As this who hit the gym frequently enough know, obtaining the perfect body can be harder than it looks. Most people, whether male or female, want neither to be hulking, overly muscled bodybuilders nor pudgy, out-of-shape couch potatoes. The most common ideal for virtually everyone who cares about fitness, instead, is one where well-sculpted, body-appropriate muscles show themselves through a minimum of fat.
In fact, studies into romantic attraction show that such body types are some of the most desired characteristics for partners. That fact explains why so many people work so hard in the gym to reach that ideal, and also why falling short can be so difficult for many people to accept.
There are good reasons why so many people fail to meet their goals of this sort, too. Building muscle in the body is a process that takes a surprising amount in the way of nutrition, with both large amounts of protein and sufficient overall caloric intake being critical to the process. Dedicated weightlifters and body builders have long recognized this by supplying their bodies with numbers of calories that would shock many laymen, in an effort to pile on the muscle while they trained.
Of course, diets of that sort fight against the other component of the ideal that many people hold so dear. Simply eating enough protein and calories while lifting weights extensively might help to build bulk, but it will generally contribute to the adding-on of fat, too, something that few people are interested in doing.

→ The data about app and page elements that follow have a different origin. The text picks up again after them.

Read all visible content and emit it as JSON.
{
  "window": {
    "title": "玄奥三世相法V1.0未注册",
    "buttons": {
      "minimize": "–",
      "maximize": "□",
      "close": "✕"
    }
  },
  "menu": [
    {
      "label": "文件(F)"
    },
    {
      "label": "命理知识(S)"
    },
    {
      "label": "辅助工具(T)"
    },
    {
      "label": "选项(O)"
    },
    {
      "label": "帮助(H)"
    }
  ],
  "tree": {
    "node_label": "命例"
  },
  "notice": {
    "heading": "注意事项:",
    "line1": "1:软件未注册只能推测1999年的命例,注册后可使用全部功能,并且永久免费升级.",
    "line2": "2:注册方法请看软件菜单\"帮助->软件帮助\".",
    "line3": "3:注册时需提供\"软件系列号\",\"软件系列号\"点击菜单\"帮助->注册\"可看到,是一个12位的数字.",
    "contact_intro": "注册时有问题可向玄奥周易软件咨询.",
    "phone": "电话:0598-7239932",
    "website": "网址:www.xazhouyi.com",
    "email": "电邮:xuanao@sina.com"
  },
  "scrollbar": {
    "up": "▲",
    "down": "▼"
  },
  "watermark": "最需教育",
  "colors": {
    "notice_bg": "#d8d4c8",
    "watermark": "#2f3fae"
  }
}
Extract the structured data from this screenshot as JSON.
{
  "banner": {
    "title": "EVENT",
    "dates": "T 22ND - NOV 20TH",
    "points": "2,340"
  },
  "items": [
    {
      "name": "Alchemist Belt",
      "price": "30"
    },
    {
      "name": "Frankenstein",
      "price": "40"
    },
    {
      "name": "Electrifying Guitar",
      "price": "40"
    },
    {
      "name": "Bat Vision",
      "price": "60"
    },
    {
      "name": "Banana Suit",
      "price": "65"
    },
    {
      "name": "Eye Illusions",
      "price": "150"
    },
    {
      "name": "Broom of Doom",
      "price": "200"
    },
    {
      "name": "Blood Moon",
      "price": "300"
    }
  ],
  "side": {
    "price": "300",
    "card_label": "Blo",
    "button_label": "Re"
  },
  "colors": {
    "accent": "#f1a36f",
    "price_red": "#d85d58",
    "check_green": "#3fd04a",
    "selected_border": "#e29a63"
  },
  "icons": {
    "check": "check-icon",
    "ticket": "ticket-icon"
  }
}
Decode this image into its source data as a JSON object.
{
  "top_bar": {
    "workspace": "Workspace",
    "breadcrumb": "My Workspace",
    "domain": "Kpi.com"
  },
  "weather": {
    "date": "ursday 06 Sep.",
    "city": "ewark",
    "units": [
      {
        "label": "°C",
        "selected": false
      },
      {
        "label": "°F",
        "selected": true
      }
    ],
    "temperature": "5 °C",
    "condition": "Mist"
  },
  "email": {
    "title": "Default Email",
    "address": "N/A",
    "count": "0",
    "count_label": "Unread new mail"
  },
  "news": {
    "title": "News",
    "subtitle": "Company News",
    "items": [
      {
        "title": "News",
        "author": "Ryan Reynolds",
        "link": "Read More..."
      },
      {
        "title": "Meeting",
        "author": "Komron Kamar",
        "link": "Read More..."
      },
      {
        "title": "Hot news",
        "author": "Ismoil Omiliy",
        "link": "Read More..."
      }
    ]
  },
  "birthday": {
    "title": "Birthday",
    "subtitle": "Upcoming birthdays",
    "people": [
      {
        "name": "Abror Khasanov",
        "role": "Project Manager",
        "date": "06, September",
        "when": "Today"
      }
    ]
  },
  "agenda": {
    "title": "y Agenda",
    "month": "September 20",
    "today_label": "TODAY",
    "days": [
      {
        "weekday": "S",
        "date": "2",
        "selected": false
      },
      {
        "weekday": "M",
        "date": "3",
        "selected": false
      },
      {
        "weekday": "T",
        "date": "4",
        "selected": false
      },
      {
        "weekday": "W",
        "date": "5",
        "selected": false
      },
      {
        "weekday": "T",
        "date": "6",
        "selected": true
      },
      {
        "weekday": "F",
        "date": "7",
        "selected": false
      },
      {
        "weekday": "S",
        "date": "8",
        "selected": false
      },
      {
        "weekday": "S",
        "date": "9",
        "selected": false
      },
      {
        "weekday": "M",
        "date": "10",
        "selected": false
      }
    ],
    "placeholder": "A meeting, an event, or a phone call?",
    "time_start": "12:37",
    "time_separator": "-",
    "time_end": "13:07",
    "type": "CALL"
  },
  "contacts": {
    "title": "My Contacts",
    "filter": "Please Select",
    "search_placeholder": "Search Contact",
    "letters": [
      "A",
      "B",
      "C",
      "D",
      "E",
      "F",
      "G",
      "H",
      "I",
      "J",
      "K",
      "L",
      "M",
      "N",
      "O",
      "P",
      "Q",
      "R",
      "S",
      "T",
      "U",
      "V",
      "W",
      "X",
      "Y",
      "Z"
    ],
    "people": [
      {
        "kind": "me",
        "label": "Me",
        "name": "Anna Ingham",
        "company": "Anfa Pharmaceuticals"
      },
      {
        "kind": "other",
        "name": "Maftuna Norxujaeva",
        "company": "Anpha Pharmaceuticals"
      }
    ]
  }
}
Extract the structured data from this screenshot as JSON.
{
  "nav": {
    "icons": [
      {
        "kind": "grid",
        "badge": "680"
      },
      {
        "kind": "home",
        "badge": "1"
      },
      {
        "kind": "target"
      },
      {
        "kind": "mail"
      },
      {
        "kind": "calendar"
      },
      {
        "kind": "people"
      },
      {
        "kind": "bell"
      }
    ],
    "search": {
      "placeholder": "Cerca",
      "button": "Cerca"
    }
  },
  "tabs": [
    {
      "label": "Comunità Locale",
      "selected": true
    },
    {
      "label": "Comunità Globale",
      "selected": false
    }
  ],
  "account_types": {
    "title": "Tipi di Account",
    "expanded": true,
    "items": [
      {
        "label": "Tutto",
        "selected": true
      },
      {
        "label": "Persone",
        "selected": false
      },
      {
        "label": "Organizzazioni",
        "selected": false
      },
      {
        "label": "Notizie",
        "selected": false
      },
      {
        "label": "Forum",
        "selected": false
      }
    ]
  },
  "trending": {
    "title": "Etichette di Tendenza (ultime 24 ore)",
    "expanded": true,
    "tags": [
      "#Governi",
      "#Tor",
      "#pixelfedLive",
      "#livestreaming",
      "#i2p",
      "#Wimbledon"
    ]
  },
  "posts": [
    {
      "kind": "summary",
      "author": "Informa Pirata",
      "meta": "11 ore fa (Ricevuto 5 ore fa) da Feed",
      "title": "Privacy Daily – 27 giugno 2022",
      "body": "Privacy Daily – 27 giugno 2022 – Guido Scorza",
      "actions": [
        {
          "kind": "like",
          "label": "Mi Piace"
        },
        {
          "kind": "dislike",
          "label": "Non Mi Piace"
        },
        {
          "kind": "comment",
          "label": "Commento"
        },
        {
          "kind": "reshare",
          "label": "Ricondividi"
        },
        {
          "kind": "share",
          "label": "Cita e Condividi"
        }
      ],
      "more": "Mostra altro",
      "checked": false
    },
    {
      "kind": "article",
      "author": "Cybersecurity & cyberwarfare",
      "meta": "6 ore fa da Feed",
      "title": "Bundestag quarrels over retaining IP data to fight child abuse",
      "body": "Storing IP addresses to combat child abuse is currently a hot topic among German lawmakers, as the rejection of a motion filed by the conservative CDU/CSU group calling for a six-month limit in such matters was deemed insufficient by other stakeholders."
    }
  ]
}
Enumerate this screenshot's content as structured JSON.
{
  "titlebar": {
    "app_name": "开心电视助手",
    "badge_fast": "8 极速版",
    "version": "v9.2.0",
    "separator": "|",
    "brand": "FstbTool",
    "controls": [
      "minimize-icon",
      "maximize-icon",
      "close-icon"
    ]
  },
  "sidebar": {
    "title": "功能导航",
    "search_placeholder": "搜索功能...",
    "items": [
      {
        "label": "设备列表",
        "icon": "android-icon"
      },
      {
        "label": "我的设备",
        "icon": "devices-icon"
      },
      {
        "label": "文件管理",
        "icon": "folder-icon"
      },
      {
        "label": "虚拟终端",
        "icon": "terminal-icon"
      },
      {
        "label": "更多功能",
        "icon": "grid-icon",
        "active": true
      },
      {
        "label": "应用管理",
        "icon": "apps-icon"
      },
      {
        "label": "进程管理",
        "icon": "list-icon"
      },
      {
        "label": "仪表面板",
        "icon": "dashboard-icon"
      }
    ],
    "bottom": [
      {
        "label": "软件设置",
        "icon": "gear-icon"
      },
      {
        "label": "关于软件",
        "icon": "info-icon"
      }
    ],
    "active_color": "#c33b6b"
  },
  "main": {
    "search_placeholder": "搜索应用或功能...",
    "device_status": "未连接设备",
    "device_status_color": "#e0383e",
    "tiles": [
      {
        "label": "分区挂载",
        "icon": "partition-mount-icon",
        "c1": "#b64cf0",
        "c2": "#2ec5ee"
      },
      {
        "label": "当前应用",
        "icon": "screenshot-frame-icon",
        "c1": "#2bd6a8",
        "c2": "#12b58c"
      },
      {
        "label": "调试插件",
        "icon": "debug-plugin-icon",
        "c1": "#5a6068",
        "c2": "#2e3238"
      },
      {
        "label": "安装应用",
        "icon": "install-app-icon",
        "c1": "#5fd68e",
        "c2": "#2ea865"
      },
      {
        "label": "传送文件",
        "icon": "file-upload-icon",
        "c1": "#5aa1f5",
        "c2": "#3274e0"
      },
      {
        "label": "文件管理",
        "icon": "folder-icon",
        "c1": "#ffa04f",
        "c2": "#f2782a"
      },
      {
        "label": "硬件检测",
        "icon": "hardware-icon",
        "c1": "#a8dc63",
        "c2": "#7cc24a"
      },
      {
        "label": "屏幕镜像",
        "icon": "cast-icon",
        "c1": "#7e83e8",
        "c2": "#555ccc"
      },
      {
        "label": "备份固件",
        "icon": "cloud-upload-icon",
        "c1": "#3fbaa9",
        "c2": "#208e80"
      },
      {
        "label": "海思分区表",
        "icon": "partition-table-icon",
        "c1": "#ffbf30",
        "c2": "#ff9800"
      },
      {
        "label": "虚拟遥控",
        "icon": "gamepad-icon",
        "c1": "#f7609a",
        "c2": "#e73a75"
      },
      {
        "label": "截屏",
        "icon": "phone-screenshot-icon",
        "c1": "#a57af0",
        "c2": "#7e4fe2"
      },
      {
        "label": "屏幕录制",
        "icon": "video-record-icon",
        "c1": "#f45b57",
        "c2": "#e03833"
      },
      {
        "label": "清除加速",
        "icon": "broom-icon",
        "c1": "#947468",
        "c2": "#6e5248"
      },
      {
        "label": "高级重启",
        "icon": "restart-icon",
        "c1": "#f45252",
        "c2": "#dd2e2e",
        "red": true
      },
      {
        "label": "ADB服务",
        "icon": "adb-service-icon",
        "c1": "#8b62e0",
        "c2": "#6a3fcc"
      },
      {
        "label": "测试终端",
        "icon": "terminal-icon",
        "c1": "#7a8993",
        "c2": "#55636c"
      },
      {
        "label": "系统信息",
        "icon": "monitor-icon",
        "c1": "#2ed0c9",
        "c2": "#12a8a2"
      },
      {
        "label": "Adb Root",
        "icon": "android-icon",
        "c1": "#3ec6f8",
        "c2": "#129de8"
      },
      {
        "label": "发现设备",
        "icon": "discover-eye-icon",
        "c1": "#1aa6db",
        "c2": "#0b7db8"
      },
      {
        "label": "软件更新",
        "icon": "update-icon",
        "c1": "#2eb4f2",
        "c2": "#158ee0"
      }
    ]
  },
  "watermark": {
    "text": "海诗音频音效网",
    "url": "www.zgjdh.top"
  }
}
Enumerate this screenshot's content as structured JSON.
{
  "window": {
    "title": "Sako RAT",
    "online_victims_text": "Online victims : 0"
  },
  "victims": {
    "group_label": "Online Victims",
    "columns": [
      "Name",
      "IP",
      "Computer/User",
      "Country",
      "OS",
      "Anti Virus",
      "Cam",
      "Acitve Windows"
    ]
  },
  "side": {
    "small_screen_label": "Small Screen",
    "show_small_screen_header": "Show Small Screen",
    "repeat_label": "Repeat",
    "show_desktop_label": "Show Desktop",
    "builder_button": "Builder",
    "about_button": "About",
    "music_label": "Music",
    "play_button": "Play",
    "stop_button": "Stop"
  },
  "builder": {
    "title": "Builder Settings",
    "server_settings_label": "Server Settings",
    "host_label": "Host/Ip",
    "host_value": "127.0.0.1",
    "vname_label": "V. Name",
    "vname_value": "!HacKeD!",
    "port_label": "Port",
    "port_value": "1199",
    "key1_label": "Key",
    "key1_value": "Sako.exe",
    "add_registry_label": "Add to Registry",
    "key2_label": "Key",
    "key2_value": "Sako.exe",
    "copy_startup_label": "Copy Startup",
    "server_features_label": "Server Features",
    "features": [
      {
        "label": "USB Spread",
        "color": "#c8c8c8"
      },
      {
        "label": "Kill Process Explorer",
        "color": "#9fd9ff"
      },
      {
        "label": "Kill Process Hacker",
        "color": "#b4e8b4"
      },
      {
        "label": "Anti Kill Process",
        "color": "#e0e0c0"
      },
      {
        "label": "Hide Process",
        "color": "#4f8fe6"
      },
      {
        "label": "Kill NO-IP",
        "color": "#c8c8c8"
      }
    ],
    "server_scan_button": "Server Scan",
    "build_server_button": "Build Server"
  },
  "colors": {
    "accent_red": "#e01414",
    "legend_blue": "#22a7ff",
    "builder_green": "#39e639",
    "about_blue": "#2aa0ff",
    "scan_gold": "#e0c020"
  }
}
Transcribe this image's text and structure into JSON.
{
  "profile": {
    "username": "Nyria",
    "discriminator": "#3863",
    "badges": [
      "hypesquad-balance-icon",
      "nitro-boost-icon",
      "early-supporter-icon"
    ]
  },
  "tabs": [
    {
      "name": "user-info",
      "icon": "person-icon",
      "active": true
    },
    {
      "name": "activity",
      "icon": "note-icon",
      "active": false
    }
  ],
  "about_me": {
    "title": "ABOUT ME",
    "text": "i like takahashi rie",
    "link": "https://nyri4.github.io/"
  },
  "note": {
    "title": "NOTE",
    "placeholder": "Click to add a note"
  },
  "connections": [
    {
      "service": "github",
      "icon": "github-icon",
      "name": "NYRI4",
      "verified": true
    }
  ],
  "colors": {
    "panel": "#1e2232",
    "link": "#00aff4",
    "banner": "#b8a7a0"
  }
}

For body builders, the answer is often to break their training up into two phases, each with a different goal. In the main part, they work as hard as possible to add muscle to their bodies, not worrying so much about any fat accumulations that may result. Then, when they are close to competition time, they begin a phase known as “cutting,” where they lay off the heavy exercise somewhat, switching it up to emphasize more cardiovascular work, and cut down greatly on their caloric intake. Performed successfully, the result is the appearance of lean muscle that so many seek, albeit typically in a somewhat exaggerated form.